◆ Exercise instructions: Each entry is to be given again precisely, and no picture may be carried over.

=== Begin Enclosure ===

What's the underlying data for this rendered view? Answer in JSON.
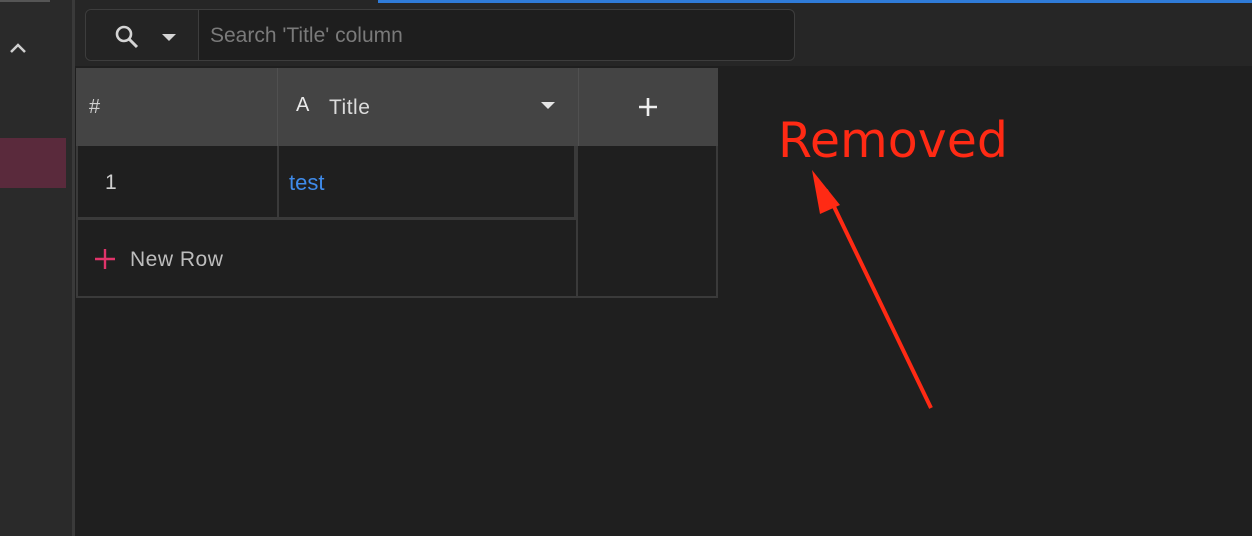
{
  "search": {
    "placeholder": "Search 'Title' column",
    "scope_icon": "search-icon",
    "scope_dropdown_icon": "caret-down-icon"
  },
  "grid": {
    "columns": [
      {
        "label": "#"
      },
      {
        "label": "Title",
        "type_icon": "A"
      }
    ],
    "add_column_icon": "plus-icon",
    "rows": [
      {
        "number": "1",
        "title": "test"
      }
    ],
    "new_row_label": "New Row"
  },
  "annotation": {
    "text": "Removed",
    "color": "#ff2a14"
  },
  "colors": {
    "accent_blue": "#2f7bd8",
    "link_blue": "#3f8bea",
    "new_row_plus": "#e0346a",
    "sidebar_active": "#5a2a3c"
  }
}
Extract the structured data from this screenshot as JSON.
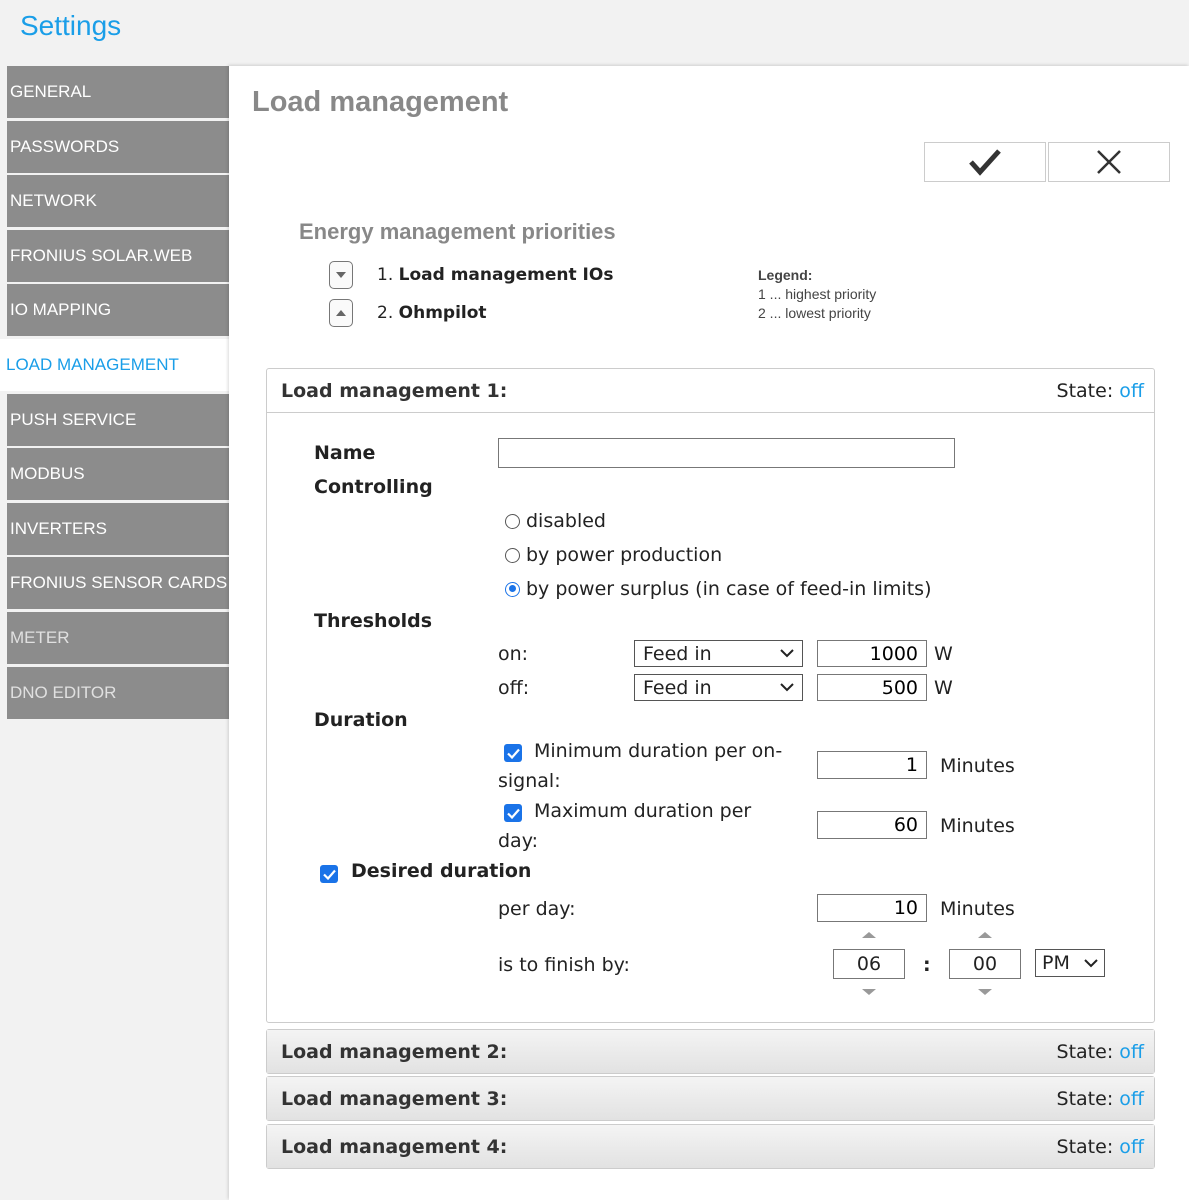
{
  "app": {
    "title": "Settings"
  },
  "sidebar": {
    "items": [
      {
        "label": "GENERAL"
      },
      {
        "label": "PASSWORDS"
      },
      {
        "label": "NETWORK"
      },
      {
        "label": "FRONIUS SOLAR.WEB"
      },
      {
        "label": "IO MAPPING"
      },
      {
        "label": "LOAD MANAGEMENT"
      },
      {
        "label": "PUSH SERVICE"
      },
      {
        "label": "MODBUS"
      },
      {
        "label": "INVERTERS"
      },
      {
        "label": "FRONIUS SENSOR CARDS"
      },
      {
        "label": "METER"
      },
      {
        "label": "DNO EDITOR"
      }
    ],
    "active": "LOAD MANAGEMENT"
  },
  "main": {
    "title": "Load management",
    "confirm_icon": "checkmark-icon",
    "cancel_icon": "close-icon"
  },
  "priorities": {
    "title": "Energy management priorities",
    "items": [
      {
        "num": "1.",
        "label": "Load management IOs",
        "arrow": "chevron-down-icon"
      },
      {
        "num": "2.",
        "label": "Ohmpilot",
        "arrow": "chevron-up-icon"
      }
    ],
    "legend": {
      "title": "Legend:",
      "line1": "1 ... highest priority",
      "line2": "2 ... lowest priority"
    }
  },
  "panels": [
    {
      "title": "Load management 1:",
      "state_label": "State:",
      "state_value": "off"
    },
    {
      "title": "Load management 2:",
      "state_label": "State:",
      "state_value": "off"
    },
    {
      "title": "Load management 3:",
      "state_label": "State:",
      "state_value": "off"
    },
    {
      "title": "Load management 4:",
      "state_label": "State:",
      "state_value": "off"
    }
  ],
  "form": {
    "name_label": "Name",
    "name_value": "",
    "controlling_label": "Controlling",
    "controlling_options": [
      {
        "label": "disabled",
        "checked": false
      },
      {
        "label": "by power production",
        "checked": false
      },
      {
        "label": "by power surplus (in case of feed-in limits)",
        "checked": true
      }
    ],
    "thresholds_label": "Thresholds",
    "on": {
      "label": "on:",
      "select": "Feed in",
      "value": "1000",
      "unit": "W"
    },
    "off": {
      "label": "off:",
      "select": "Feed in",
      "value": "500",
      "unit": "W"
    },
    "duration_label": "Duration",
    "min_duration": {
      "line1": "Minimum duration per on-",
      "line2": "signal:",
      "value": "1",
      "unit": "Minutes",
      "checked": true
    },
    "max_duration": {
      "line1": "Maximum duration per",
      "line2": "day:",
      "value": "60",
      "unit": "Minutes",
      "checked": true
    },
    "desired": {
      "label": "Desired duration",
      "checked": true
    },
    "per_day": {
      "label": "per day:",
      "value": "10",
      "unit": "Minutes"
    },
    "finish_by": {
      "label": "is to finish by:",
      "hour": "06",
      "separator": ":",
      "minute": "00",
      "ampm": "PM"
    }
  }
}
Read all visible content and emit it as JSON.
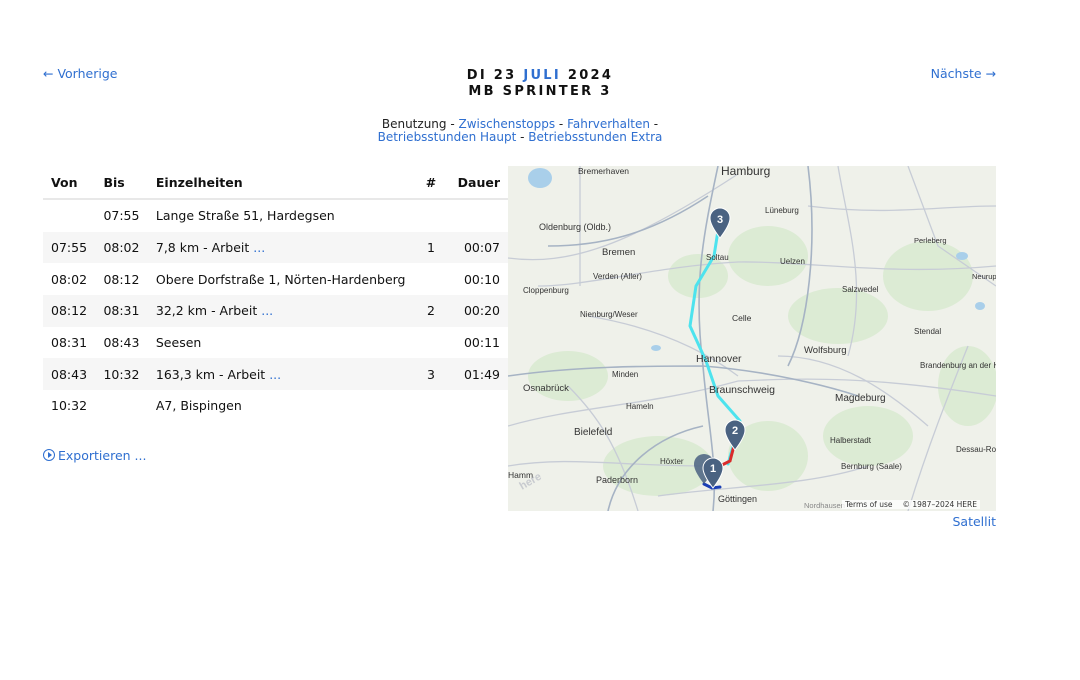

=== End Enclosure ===

◆ Expected output:
What's the underlying data for this rendered view? Answer in JSON.
{
  "search": {
    "placeholder": "Search 'Title' column",
    "scope_icon": "search-icon",
    "scope_dropdown_icon": "caret-down-icon"
  },
  "grid": {
    "columns": [
      {
        "label": "#"
      },
      {
        "label": "Title",
        "type_icon": "A"
      }
    ],
    "add_column_icon": "plus-icon",
    "rows": [
      {
        "number": "1",
        "title": "test"
      }
    ],
    "new_row_label": "New Row"
  },
  "annotation": {
    "text": "Removed",
    "color": "#ff2a14"
  },
  "colors": {
    "accent_blue": "#2f7bd8",
    "link_blue": "#3f8bea",
    "new_row_plus": "#e0346a",
    "sidebar_active": "#5a2a3c"
  }
}
Extract the structured data from this screenshot as JSON.
{
  "app": {
    "title": "Settings"
  },
  "sidebar": {
    "items": [
      {
        "label": "GENERAL"
      },
      {
        "label": "PASSWORDS"
      },
      {
        "label": "NETWORK"
      },
      {
        "label": "FRONIUS SOLAR.WEB"
      },
      {
        "label": "IO MAPPING"
      },
      {
        "label": "LOAD MANAGEMENT"
      },
      {
        "label": "PUSH SERVICE"
      },
      {
        "label": "MODBUS"
      },
      {
        "label": "INVERTERS"
      },
      {
        "label": "FRONIUS SENSOR CARDS"
      },
      {
        "label": "METER"
      },
      {
        "label": "DNO EDITOR"
      }
    ],
    "active": "LOAD MANAGEMENT"
  },
  "main": {
    "title": "Load management",
    "confirm_icon": "checkmark-icon",
    "cancel_icon": "close-icon"
  },
  "priorities": {
    "title": "Energy management priorities",
    "items": [
      {
        "num": "1.",
        "label": "Load management IOs",
        "arrow": "chevron-down-icon"
      },
      {
        "num": "2.",
        "label": "Ohmpilot",
        "arrow": "chevron-up-icon"
      }
    ],
    "legend": {
      "title": "Legend:",
      "line1": "1 ... highest priority",
      "line2": "2 ... lowest priority"
    }
  },
  "panels": [
    {
      "title": "Load management 1:",
      "state_label": "State:",
      "state_value": "off"
    },
    {
      "title": "Load management 2:",
      "state_label": "State:",
      "state_value": "off"
    },
    {
      "title": "Load management 3:",
      "state_label": "State:",
      "state_value": "off"
    },
    {
      "title": "Load management 4:",
      "state_label": "State:",
      "state_value": "off"
    }
  ],
  "form": {
    "name_label": "Name",
    "name_value": "",
    "controlling_label": "Controlling",
    "controlling_options": [
      {
        "label": "disabled",
        "checked": false
      },
      {
        "label": "by power production",
        "checked": false
      },
      {
        "label": "by power surplus (in case of feed-in limits)",
        "checked": true
      }
    ],
    "thresholds_label": "Thresholds",
    "on": {
      "label": "on:",
      "select": "Feed in",
      "value": "1000",
      "unit": "W"
    },
    "off": {
      "label": "off:",
      "select": "Feed in",
      "value": "500",
      "unit": "W"
    },
    "duration_label": "Duration",
    "min_duration": {
      "line1": "Minimum duration per on-",
      "line2": "signal:",
      "value": "1",
      "unit": "Minutes",
      "checked": true
    },
    "max_duration": {
      "line1": "Maximum duration per",
      "line2": "day:",
      "value": "60",
      "unit": "Minutes",
      "checked": true
    },
    "desired": {
      "label": "Desired duration",
      "checked": true
    },
    "per_day": {
      "label": "per day:",
      "value": "10",
      "unit": "Minutes"
    },
    "finish_by": {
      "label": "is to finish by:",
      "hour": "06",
      "separator": ":",
      "minute": "00",
      "ampm": "PM"
    }
  }
}
Read all visible content and emit it as JSON.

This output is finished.